In view of this single mission that Prophet (s) did, we must continue his work of bringing guidance and nur to humanity. He said that in order to accomplish this we must work, hand in hand with other Muslims—by means of this ayah he emphasized the importance for all Muslims of all different forms of practice to come together to further this message.
He emphasized Prophet’s (s) example of bringing brotherhood between people by means of pairing the ansar with the muhajiroon. He emphasized that although the Companions disagreed over things at times, they would set aside their disagreements in light of their respect for and love of the Holiest Messenger (s).
He emphasized that we should, firstly, focus on this overriding mission rather than on the minor differences between Sunni and Shi’a, and secondly, that we should come closer together in order to know one another because just opening enough knowledge to bridge gaps of ignorance will solve by itself many problems.

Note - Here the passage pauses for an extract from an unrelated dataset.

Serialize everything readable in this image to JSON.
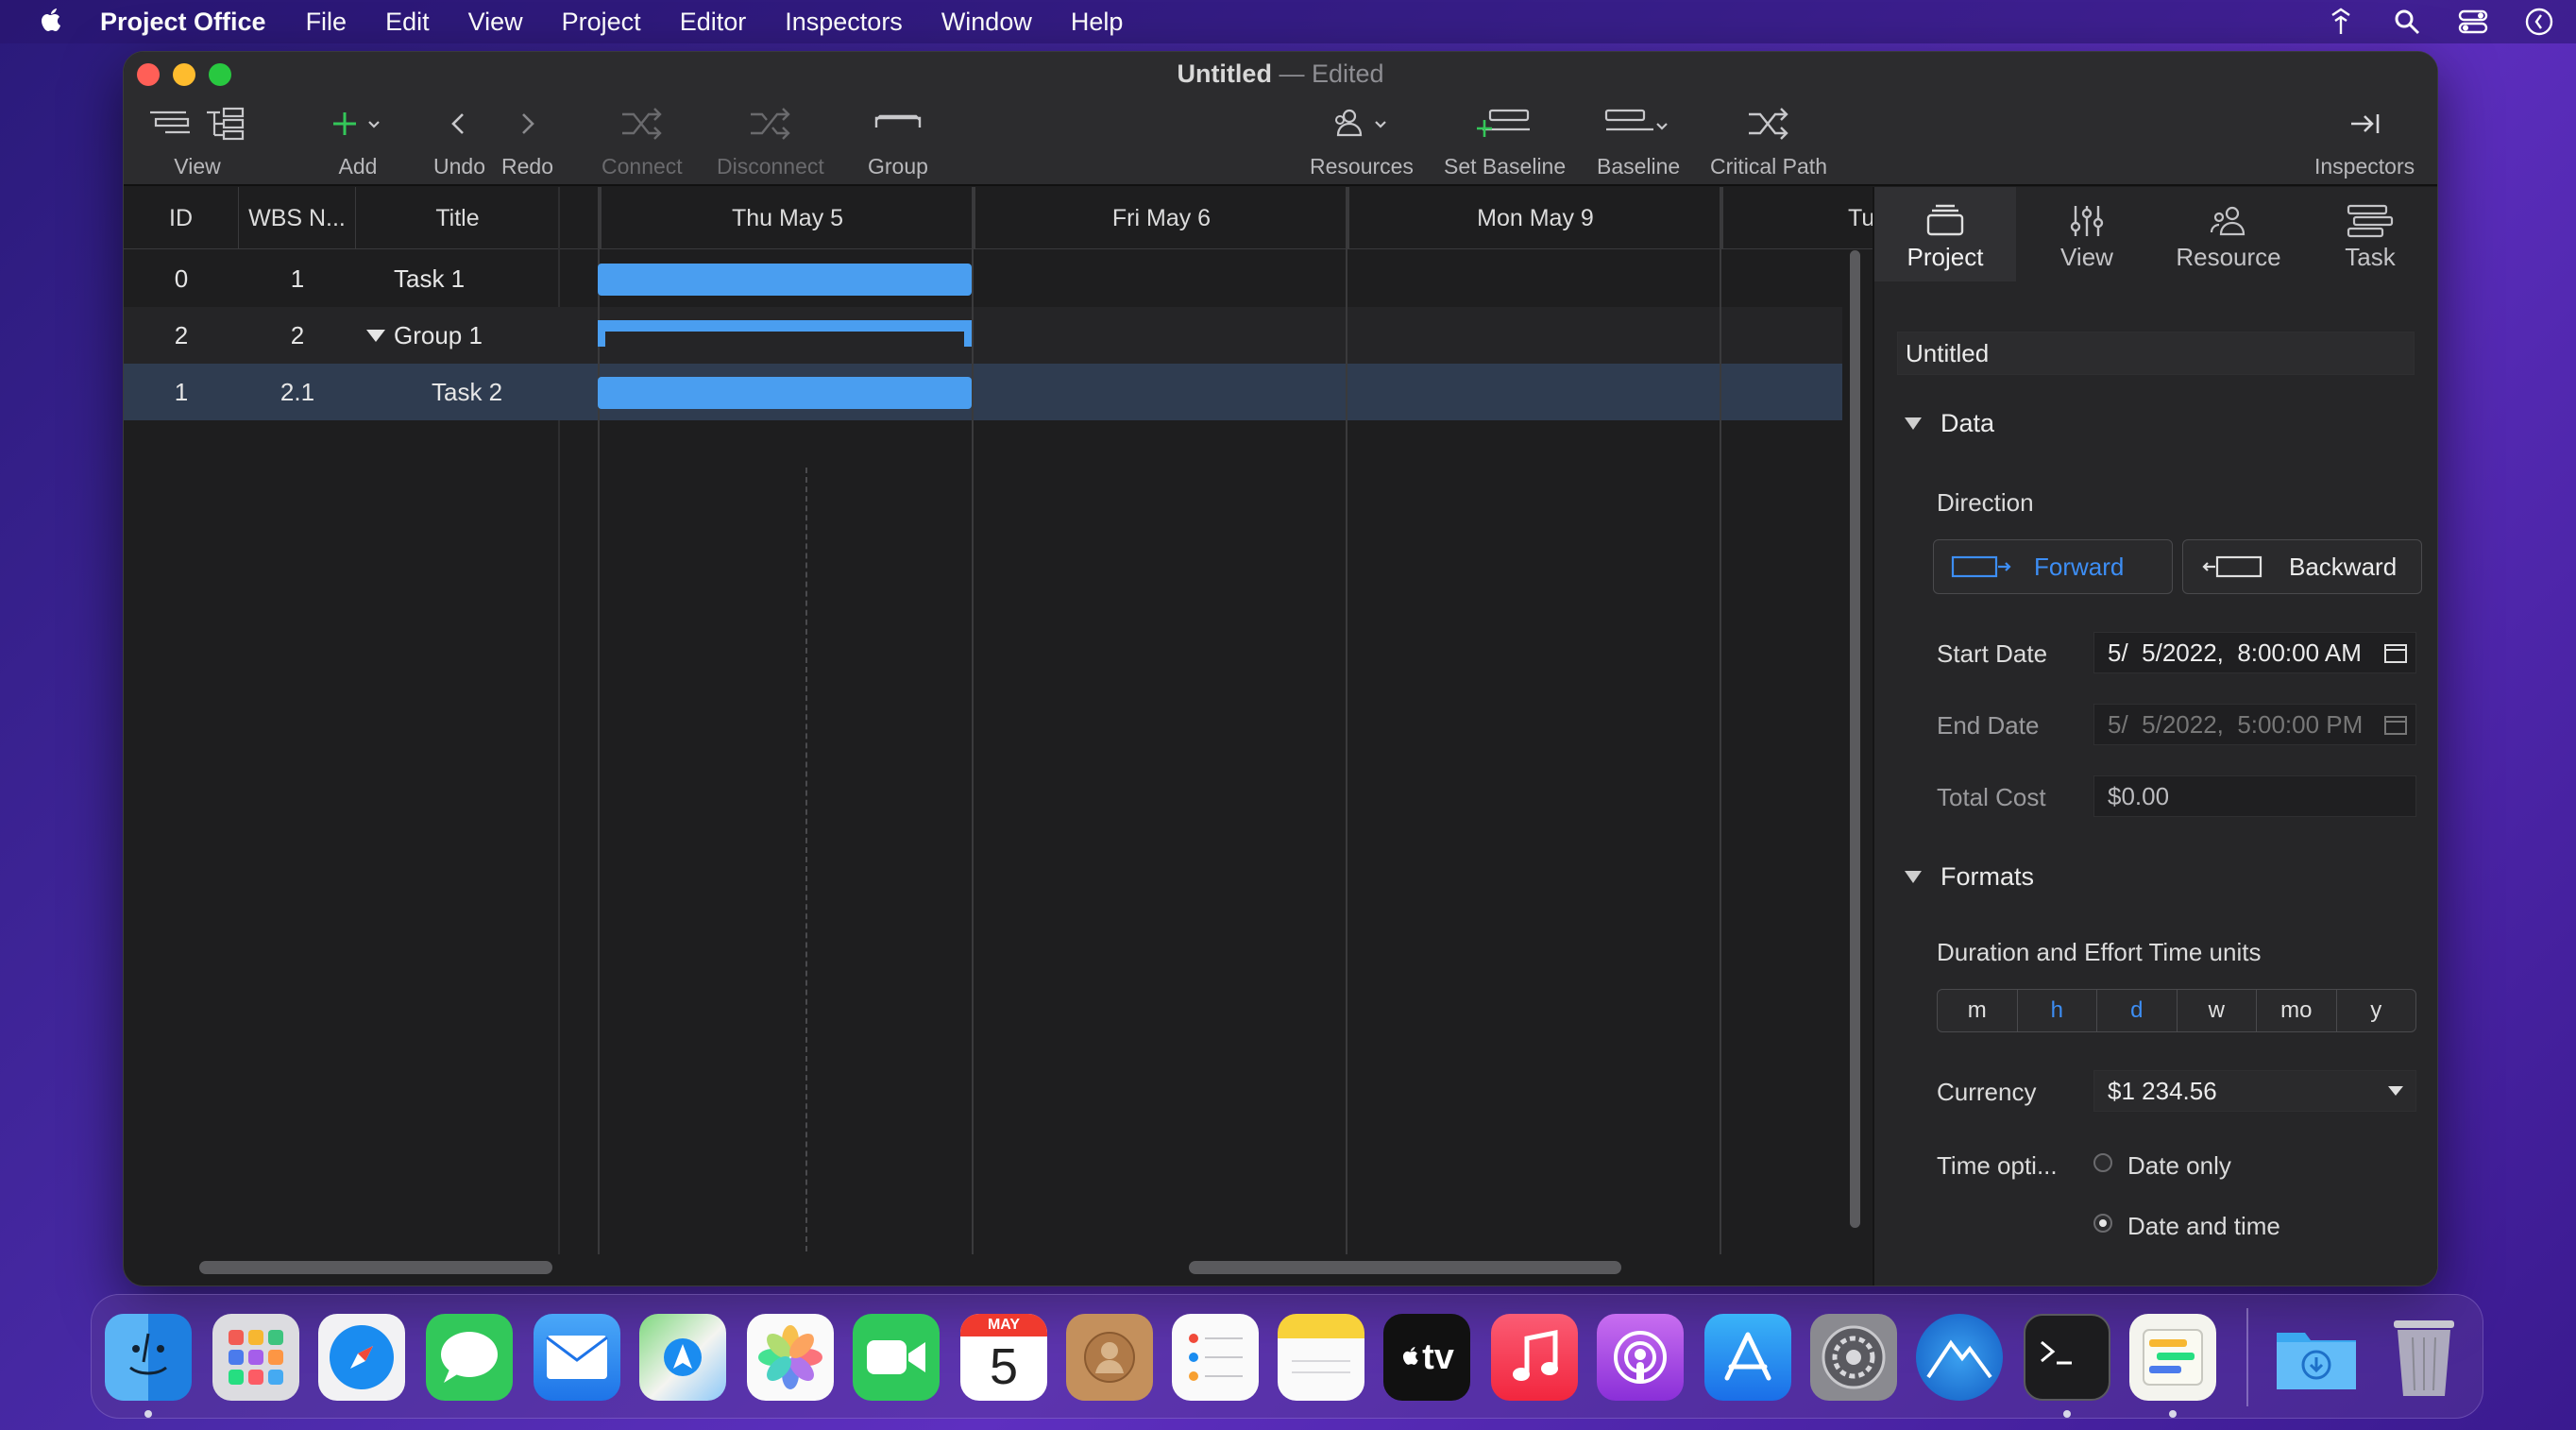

He minimized differences of practice between Sunni and Shi’a, saying that even the differences between the Ja’fari madhhab and the Sunni madhahib is not that much, and emphasizing that the founders of the madhahib used to keep mutual respect and used to pray behind each other without disputing differences of practice—even following the practices of another madhhab’s imam when in his presence rather than arguing with him.
Imam Ali Suleman Ali also emphasized similar issues. Imam Ali is a Ph.D. holder who received his doctorate from the University of Michigan Ann Arbor.
He emphasized that in his early days in Michigan, decades ago, he and other Sunni imams including Shaykh Musa, now of the Bloomfield Unity Center, used to visit Shaykh Berry’s father on Fridays and sit and joke together and spend pleasant time with one another.
He said that in fact there are no problems between Sunni and Shi’a here in the US, but that historically there have been some differences. He said we should bury these issues and focus on what’s good for Muslims as a community. He emphasized shahada, of clinging to “hablil Lah jami’an,” and emphasized that there are many efforts today to divide Muslims based on sex, race, and differences of practice and belief like Sunni and Shi’a.
He thanked Shaykh Berry for coming, and emphasized several definite plans for Sunni Shi’a cooperation in the immediate future.
In their questions and answers the people of the mosque asked questions for which there are not easy and clear-cut answers, (1) trying to establish universal acceptance of an ‘ied day, (2) to establish that Sunni and Shi’a zabiha-halal meat is mutually acceptable (Shaykh Ali said unequivocally that Shi’a zabiha halal meat is acceptable for Sunnis), (3) how to prevent the terrible division between Sunnis and Shi’a in Iraq from spreading here and to other places (Shaykh Berry said that in fact America is the shining example for the rest of the Muslim world, because we have held so many mutual Sunni-Shi’a gatherings since the terrible Samarra boming, and Shaykh Ali said that no Muslim could have bombed that shrine), (4) what we can do as Muslims to come together (Shaykh Berry said that religious people are open to come together, but that some people in the community are not religious and therefore not open to relations with people of different ethnicities), (5) asked whether Sunnis and Shi’a can pray behind each other.
Shaykh Berry’s response to this last question was very nicely worded, emphasizing again that the founders of the madhahib used to show respect to one another by following the rulings of the other major jurists when in their presence in order to show respect and mutual love and honor, and would pray behind one another even in a manner out of keeping with their own practices for the sake of mutual respect—therefore we also should adhere to this practice of mutual respect despite differences of opinion and law.